Task objective: Gather the lines below that include the string "label", copying each in full.

*** Begin section ***

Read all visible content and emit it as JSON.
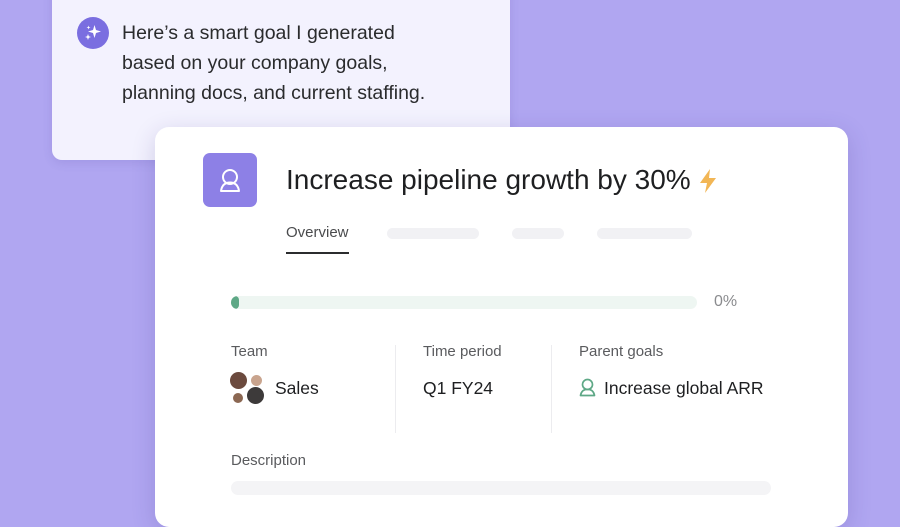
{
  "assistant": {
    "icon": "sparkle-icon",
    "accent": "#7a6ee0",
    "message_lines": [
      "Here’s a smart goal I generated",
      "based on your company goals,",
      "planning docs, and current staffing."
    ]
  },
  "goal": {
    "icon": "goal-person-icon",
    "title": "Increase pipeline growth by 30%",
    "badge_icon": "lightning-bolt-icon",
    "badge_color": "#f2b655",
    "tabs": [
      {
        "label": "Overview",
        "active": true
      }
    ],
    "progress": {
      "value": 0,
      "label": "0%",
      "color": "#5ea886"
    },
    "fields": {
      "team": {
        "label": "Team",
        "value": "Sales"
      },
      "time_period": {
        "label": "Time period",
        "value": "Q1 FY24"
      },
      "parent_goals": {
        "label": "Parent goals",
        "value": "Increase global ARR",
        "icon": "goal-person-icon"
      }
    },
    "description": {
      "label": "Description"
    }
  },
  "colors": {
    "background": "#b0a6f1",
    "goal_icon_bg": "#8d80e6"
  }
}
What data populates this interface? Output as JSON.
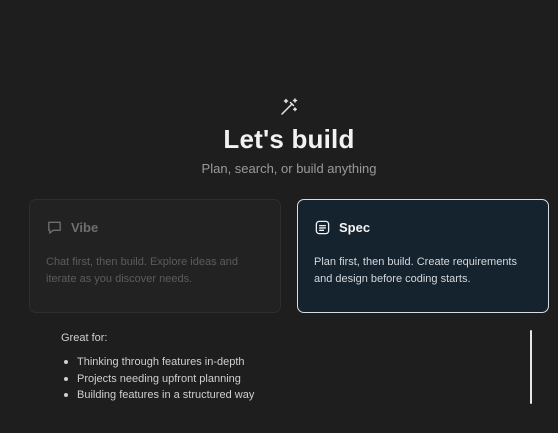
{
  "hero": {
    "icon": "magic-wand-sparkles-icon",
    "title": "Let's build",
    "subtitle": "Plan, search, or build anything"
  },
  "cards": [
    {
      "id": "vibe",
      "icon": "chat-bubble-icon",
      "title": "Vibe",
      "description": "Chat first, then build. Explore ideas and iterate as you discover needs.",
      "selected": false
    },
    {
      "id": "spec",
      "icon": "document-lines-icon",
      "title": "Spec",
      "description": "Plan first, then build. Create requirements and design before coding starts.",
      "selected": true
    }
  ],
  "details": {
    "heading": "Great for:",
    "items": [
      "Thinking through features in-depth",
      "Projects needing upfront planning",
      "Building features in a structured way"
    ]
  },
  "colors": {
    "background": "#1e1e1e",
    "selected_card_bg": "#15232e",
    "selected_card_border": "#d6dde3"
  }
}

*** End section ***

Solution for this task:
        "label": "Overview",
      "label": "0%",
        "label": "Team",
        "label": "Time period",
        "label": "Parent goals",
      "label": "Description"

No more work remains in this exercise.